**TASK GOAL:** Should any entry include an image, skip the image and copy the entry exactly.

[Data about app and page elements]
------------------------------------------------

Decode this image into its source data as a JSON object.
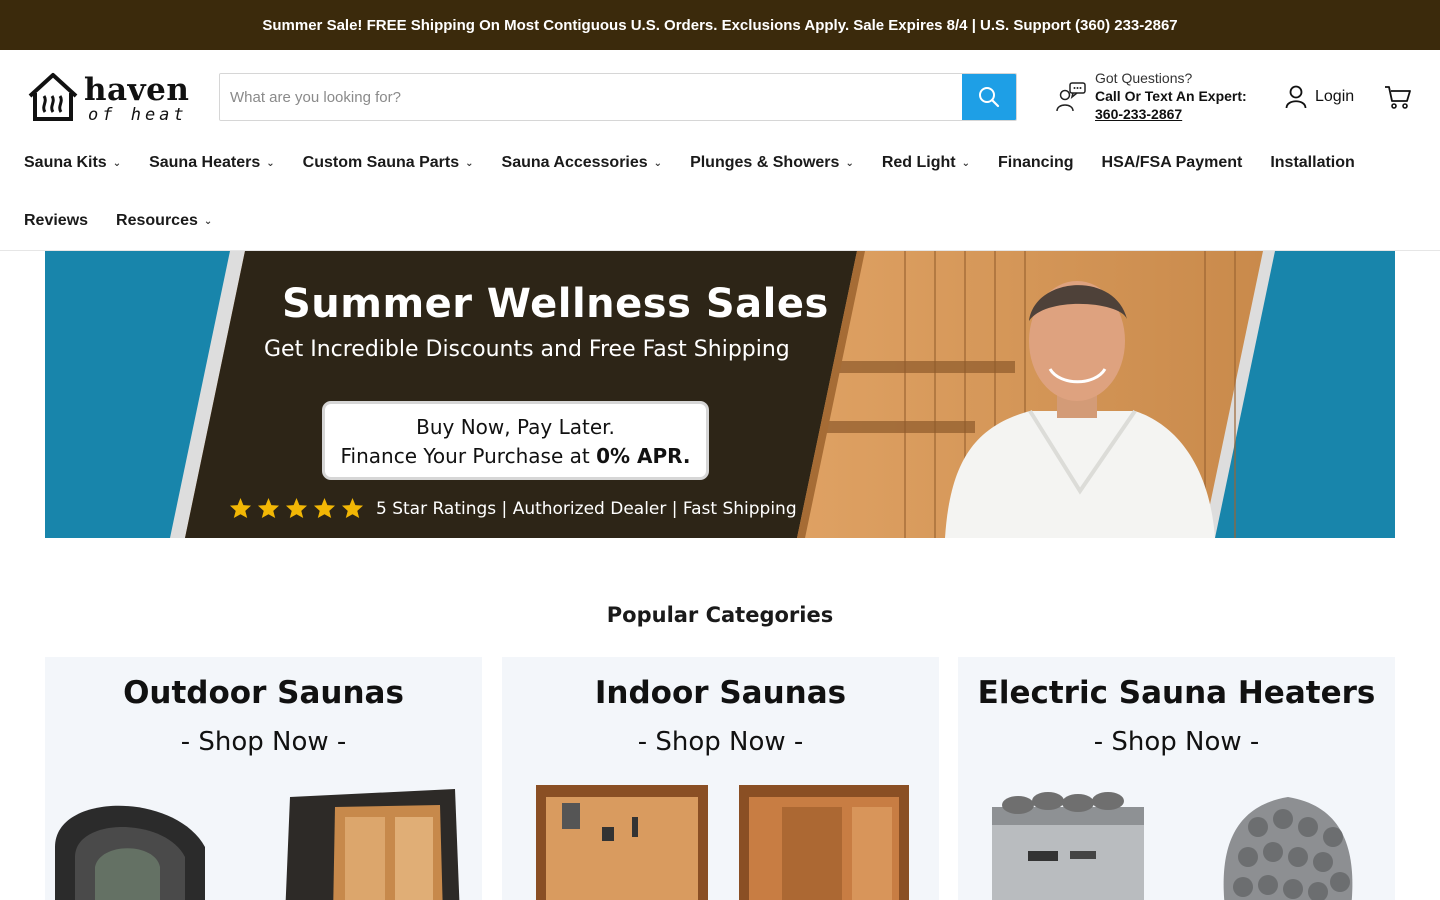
{
  "announcement": "Summer Sale! FREE Shipping On Most Contiguous U.S. Orders. Exclusions Apply. Sale Expires 8/4 | U.S. Support (360) 233-2867",
  "logo": {
    "name": "haven",
    "tagline": "of heat"
  },
  "search": {
    "placeholder": "What are you looking for?",
    "icon": "search-icon"
  },
  "expert": {
    "line1": "Got Questions?",
    "line2": "Call Or Text An Expert:",
    "phone": "360-233-2867",
    "icon": "chat-support-icon"
  },
  "account": {
    "login_label": "Login",
    "cart_icon": "cart-icon"
  },
  "nav": {
    "row1": [
      {
        "label": "Sauna Kits",
        "dropdown": true
      },
      {
        "label": "Sauna Heaters",
        "dropdown": true
      },
      {
        "label": "Custom Sauna Parts",
        "dropdown": true
      },
      {
        "label": "Sauna Accessories",
        "dropdown": true
      },
      {
        "label": "Plunges & Showers",
        "dropdown": true
      },
      {
        "label": "Red Light",
        "dropdown": true
      },
      {
        "label": "Financing",
        "dropdown": false
      },
      {
        "label": "HSA/FSA Payment",
        "dropdown": false
      },
      {
        "label": "Installation",
        "dropdown": false
      }
    ],
    "row2": [
      {
        "label": "Reviews",
        "dropdown": false
      },
      {
        "label": "Resources",
        "dropdown": true
      }
    ]
  },
  "hero": {
    "title": "Summer Wellness Sales",
    "subtitle": "Get Incredible Discounts and Free Fast Shipping",
    "finance_line1": "Buy Now, Pay Later.",
    "finance_line2_prefix": "Finance Your Purchase at ",
    "finance_line2_bold": "0% APR.",
    "rating_stars": 5,
    "trust_text": "5 Star Ratings | Authorized Dealer | Fast Shipping"
  },
  "popular": {
    "title": "Popular Categories",
    "cards": [
      {
        "title": "Outdoor Saunas",
        "cta": "- Shop Now -"
      },
      {
        "title": "Indoor Saunas",
        "cta": "- Shop Now -"
      },
      {
        "title": "Electric Sauna Heaters",
        "cta": "- Shop Now -"
      }
    ]
  },
  "colors": {
    "announcement_bg": "#3b2a0c",
    "search_button": "#1e9fe6",
    "hero_blue": "#1885ab",
    "hero_dark": "#2d2517",
    "star": "#f2b705",
    "card_bg": "#f3f6fa"
  }
}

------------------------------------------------

**PROBLEM SOLUTION:**
Decode this image into its source data as a JSON object.
{
  "announcement": "Summer Sale! FREE Shipping On Most Contiguous U.S. Orders. Exclusions Apply. Sale Expires 8/4 | U.S. Support (360) 233-2867",
  "logo": {
    "name": "haven",
    "tagline": "of heat"
  },
  "search": {
    "placeholder": "What are you looking for?",
    "icon": "search-icon"
  },
  "expert": {
    "line1": "Got Questions?",
    "line2": "Call Or Text An Expert:",
    "phone": "360-233-2867",
    "icon": "chat-support-icon"
  },
  "account": {
    "login_label": "Login",
    "cart_icon": "cart-icon"
  },
  "nav": {
    "row1": [
      {
        "label": "Sauna Kits",
        "dropdown": true
      },
      {
        "label": "Sauna Heaters",
        "dropdown": true
      },
      {
        "label": "Custom Sauna Parts",
        "dropdown": true
      },
      {
        "label": "Sauna Accessories",
        "dropdown": true
      },
      {
        "label": "Plunges & Showers",
        "dropdown": true
      },
      {
        "label": "Red Light",
        "dropdown": true
      },
      {
        "label": "Financing",
        "dropdown": false
      },
      {
        "label": "HSA/FSA Payment",
        "dropdown": false
      },
      {
        "label": "Installation",
        "dropdown": false
      }
    ],
    "row2": [
      {
        "label": "Reviews",
        "dropdown": false
      },
      {
        "label": "Resources",
        "dropdown": true
      }
    ]
  },
  "hero": {
    "title": "Summer Wellness Sales",
    "subtitle": "Get Incredible Discounts and Free Fast Shipping",
    "finance_line1": "Buy Now, Pay Later.",
    "finance_line2_prefix": "Finance Your Purchase at ",
    "finance_line2_bold": "0% APR.",
    "rating_stars": 5,
    "trust_text": "5 Star Ratings | Authorized Dealer | Fast Shipping"
  },
  "popular": {
    "title": "Popular Categories",
    "cards": [
      {
        "title": "Outdoor Saunas",
        "cta": "- Shop Now -"
      },
      {
        "title": "Indoor Saunas",
        "cta": "- Shop Now -"
      },
      {
        "title": "Electric Sauna Heaters",
        "cta": "- Shop Now -"
      }
    ]
  },
  "colors": {
    "announcement_bg": "#3b2a0c",
    "search_button": "#1e9fe6",
    "hero_blue": "#1885ab",
    "hero_dark": "#2d2517",
    "star": "#f2b705",
    "card_bg": "#f3f6fa"
  }
}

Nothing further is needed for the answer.